The 1980s. Rolled-up jacket sleeves, mullets, New Romantics, early hiphop. Rudimentary synths soundtracked our everyday lives, from TV advertising, radio jingles, pop hits by the likes of Depeche Mode and movie soundtracks by Jan Hammer and, in the case of 'Manhunter', Klaus Schultz, Shriekback and countless others. Despite the sonic possibilities of the synth, these snippets of music were often fairly mundane sound-wise; no more than a voltage-controlled emulation of traditional instruments.
That was a majority of the 80s though, wasn't it? All surface and very little substance. Though, one could argue that this was a phase that electronic music had to go through in order to 'find itself'.
Then there's the often hypnotic and haunting soundtracks to the films of Italian psychological splattermeister Dario Argento and John Carpenter's self-penned music to his own films. These used synthesis to create otherworldly and sinister atmospheres which often didn't punctuate the action, they just became part of the narrative of the film.
And so, here I am, listening to the latest collection of tunes from Umberto. Authentic-sounding dark horror scores using, I suspect, much Fairlight voicing and Moogery. Confrontations is the latest in a line of Umberto releases which include From The Grave and Prophesy Of The Black Widow.
Now, before you go rushing to Amazon to purchase any of these films, I ought to tell you that they don't exist. Or, rather, they do, but only in the head of Italo-horror archivist, Matt Hill. What Hill has expertly done by recording as Umberto is evoke the mood, atmosphere, the essence, if you will, of classic European and indie-American horror films. Dark and foreboding, unobtrusive but unsettling.
With tracks like 'The Summoning' and 'The Invasion', Hill has taken the staples of 80s soundtrack electronica; shimmering bells, rich pads, minor arpeggios, early drum machine sounds; and recreated the sounds of low-budget indie horror to an almost obsessively accurate degree.
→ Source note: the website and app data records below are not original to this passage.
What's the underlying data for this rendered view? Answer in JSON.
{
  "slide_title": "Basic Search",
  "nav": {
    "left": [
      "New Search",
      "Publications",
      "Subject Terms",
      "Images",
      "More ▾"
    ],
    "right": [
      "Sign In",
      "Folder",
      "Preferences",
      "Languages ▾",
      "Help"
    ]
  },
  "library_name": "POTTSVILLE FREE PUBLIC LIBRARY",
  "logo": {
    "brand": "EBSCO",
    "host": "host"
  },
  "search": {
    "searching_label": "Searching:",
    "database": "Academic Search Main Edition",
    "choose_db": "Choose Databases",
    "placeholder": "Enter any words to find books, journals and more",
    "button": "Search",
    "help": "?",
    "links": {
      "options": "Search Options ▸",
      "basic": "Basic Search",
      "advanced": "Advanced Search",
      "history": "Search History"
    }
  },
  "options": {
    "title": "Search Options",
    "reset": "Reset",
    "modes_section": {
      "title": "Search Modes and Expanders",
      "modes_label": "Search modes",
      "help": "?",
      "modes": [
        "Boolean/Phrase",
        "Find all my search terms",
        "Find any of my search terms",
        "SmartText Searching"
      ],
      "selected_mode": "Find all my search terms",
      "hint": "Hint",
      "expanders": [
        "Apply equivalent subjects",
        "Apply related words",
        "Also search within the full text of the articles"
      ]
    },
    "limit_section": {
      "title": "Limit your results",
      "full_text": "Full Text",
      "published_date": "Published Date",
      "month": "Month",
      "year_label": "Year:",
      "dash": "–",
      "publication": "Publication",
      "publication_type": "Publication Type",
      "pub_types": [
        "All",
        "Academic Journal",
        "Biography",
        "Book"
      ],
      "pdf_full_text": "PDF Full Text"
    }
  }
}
Now, this all begs the question: what's the point, when you've got the original soundtracks in the public domain?
Well, the answer is: "love". A love of the genre, a desire to share the sheer enthusiasm for the genre and for the visuals which accompany the sounds. A love of the tingle of suspense. A love of colour and of design and pictoral composition….and, of course, a love of a good disembowelling.
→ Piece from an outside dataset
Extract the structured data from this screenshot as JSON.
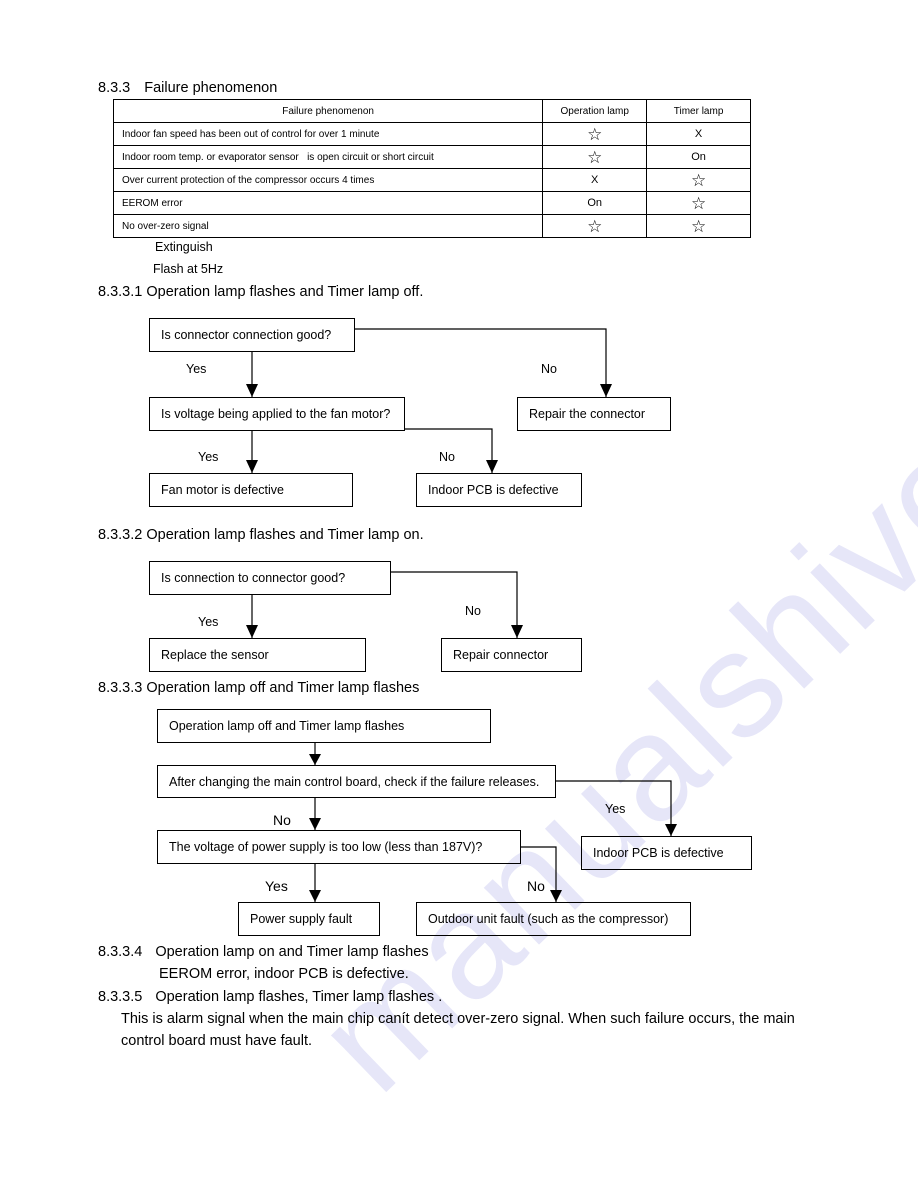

Yes, this is pastiche; yes, it's not exactly ground-breaking, sonically. But yes, it also brings to mind a time and a place and a mood. If you are an aficionado of Argento, Carpenter or even Polanski, I think you're gonna like this.
Don't have nightmares.